*** Data for review Section Begins ***

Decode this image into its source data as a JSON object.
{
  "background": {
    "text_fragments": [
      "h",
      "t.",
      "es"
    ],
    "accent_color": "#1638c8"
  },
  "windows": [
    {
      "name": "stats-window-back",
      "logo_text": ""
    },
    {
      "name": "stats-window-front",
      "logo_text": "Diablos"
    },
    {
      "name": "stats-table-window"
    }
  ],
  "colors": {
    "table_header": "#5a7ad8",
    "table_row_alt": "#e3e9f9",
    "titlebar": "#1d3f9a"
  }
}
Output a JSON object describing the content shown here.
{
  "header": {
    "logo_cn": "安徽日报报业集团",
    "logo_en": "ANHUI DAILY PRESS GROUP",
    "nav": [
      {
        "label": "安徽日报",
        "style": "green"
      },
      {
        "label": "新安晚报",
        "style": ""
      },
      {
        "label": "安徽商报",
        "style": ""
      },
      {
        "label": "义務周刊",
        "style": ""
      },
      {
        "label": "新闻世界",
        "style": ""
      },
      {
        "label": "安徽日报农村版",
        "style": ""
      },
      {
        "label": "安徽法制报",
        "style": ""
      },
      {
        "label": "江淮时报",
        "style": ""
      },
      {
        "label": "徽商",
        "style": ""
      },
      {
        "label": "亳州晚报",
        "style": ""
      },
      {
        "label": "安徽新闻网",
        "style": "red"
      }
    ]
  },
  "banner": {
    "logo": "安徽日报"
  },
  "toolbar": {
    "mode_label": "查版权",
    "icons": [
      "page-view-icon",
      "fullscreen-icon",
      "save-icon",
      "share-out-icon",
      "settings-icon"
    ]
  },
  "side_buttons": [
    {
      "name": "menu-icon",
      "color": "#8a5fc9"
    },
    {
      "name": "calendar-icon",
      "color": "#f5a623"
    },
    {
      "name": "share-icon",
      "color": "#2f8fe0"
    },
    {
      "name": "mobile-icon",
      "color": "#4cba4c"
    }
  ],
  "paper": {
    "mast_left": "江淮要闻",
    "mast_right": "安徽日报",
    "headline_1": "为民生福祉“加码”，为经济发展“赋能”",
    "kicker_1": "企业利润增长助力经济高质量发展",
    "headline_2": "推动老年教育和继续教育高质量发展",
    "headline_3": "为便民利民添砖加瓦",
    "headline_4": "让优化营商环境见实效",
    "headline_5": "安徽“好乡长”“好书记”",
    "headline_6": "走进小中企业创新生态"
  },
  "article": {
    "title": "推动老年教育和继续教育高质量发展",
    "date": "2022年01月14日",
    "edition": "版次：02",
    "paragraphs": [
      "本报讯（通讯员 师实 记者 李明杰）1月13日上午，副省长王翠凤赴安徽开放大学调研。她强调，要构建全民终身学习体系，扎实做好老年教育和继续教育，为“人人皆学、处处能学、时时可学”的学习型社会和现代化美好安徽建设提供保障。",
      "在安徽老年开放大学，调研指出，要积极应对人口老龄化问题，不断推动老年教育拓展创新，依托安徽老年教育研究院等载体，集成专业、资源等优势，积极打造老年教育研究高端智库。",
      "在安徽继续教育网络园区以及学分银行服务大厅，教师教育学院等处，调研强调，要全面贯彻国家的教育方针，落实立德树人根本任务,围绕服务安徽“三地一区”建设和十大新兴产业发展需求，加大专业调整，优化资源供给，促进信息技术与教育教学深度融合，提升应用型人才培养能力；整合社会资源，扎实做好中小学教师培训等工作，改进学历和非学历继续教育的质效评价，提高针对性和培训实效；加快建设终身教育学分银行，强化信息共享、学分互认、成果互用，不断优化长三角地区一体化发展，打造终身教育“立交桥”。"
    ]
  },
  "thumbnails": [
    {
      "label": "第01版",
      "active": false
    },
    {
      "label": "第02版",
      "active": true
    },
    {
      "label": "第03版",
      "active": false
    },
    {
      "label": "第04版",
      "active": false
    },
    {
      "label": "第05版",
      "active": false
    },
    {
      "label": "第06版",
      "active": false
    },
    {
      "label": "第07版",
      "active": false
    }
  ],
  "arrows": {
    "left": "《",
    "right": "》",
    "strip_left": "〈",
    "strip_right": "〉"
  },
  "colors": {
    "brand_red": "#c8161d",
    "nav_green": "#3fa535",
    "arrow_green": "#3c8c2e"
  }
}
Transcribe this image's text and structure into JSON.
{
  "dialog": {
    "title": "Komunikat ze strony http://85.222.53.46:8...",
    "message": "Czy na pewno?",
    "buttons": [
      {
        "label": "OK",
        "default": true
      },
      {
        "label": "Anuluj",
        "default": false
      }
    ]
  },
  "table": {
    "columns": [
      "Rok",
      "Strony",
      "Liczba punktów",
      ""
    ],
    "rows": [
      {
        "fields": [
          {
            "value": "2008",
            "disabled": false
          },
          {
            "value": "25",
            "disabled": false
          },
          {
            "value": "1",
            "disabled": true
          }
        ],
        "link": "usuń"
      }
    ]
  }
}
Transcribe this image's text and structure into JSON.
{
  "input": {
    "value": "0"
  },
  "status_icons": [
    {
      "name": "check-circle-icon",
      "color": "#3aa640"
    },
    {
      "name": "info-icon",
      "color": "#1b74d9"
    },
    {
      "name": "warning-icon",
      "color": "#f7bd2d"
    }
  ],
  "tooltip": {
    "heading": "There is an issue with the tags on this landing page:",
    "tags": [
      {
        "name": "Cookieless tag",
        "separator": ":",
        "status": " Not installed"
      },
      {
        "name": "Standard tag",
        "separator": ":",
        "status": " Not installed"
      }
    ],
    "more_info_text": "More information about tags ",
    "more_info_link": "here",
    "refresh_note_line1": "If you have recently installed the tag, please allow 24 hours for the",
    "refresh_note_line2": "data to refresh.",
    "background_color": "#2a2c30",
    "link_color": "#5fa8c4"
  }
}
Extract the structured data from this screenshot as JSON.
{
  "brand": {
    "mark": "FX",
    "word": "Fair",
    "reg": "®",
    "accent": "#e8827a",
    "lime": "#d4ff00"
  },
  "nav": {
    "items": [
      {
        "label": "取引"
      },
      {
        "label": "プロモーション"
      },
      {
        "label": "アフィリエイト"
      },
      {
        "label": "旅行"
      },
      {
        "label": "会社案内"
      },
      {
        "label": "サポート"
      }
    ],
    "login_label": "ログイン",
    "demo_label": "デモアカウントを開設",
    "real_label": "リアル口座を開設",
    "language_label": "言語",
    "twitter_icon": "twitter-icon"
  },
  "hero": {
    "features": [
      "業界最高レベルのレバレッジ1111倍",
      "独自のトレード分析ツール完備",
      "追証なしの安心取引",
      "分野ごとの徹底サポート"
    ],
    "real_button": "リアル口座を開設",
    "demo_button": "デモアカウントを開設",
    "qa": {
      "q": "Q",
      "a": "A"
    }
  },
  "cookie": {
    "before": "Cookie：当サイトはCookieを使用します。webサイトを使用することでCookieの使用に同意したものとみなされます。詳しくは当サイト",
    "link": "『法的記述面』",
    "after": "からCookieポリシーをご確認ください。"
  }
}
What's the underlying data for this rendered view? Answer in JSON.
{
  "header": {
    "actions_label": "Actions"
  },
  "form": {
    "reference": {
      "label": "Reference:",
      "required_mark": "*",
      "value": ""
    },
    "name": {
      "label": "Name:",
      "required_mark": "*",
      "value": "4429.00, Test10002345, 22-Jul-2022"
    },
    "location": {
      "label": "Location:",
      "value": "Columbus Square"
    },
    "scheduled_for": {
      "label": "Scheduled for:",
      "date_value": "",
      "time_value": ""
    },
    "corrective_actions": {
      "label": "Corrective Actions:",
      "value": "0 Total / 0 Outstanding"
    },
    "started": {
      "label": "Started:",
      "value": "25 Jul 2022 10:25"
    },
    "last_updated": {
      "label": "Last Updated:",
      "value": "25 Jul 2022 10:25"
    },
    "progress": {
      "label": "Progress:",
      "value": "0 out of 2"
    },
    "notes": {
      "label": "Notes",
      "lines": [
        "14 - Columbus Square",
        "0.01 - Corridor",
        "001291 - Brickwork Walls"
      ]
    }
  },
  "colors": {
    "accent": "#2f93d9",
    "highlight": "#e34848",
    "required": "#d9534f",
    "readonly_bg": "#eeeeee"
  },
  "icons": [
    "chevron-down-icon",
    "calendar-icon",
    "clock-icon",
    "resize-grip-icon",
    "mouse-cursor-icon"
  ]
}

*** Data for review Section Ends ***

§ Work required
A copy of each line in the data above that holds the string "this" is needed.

§ Answer space
Decode this image into its source data as a JSON object.
Transcribe this image's text and structure into JSON.
Transcribe this image's text and structure into JSON.
    "heading": "There is an issue with the tags on this landing page:",
Extract the structured data from this screenshot as JSON.
What's the underlying data for this rendered view? Answer in JSON.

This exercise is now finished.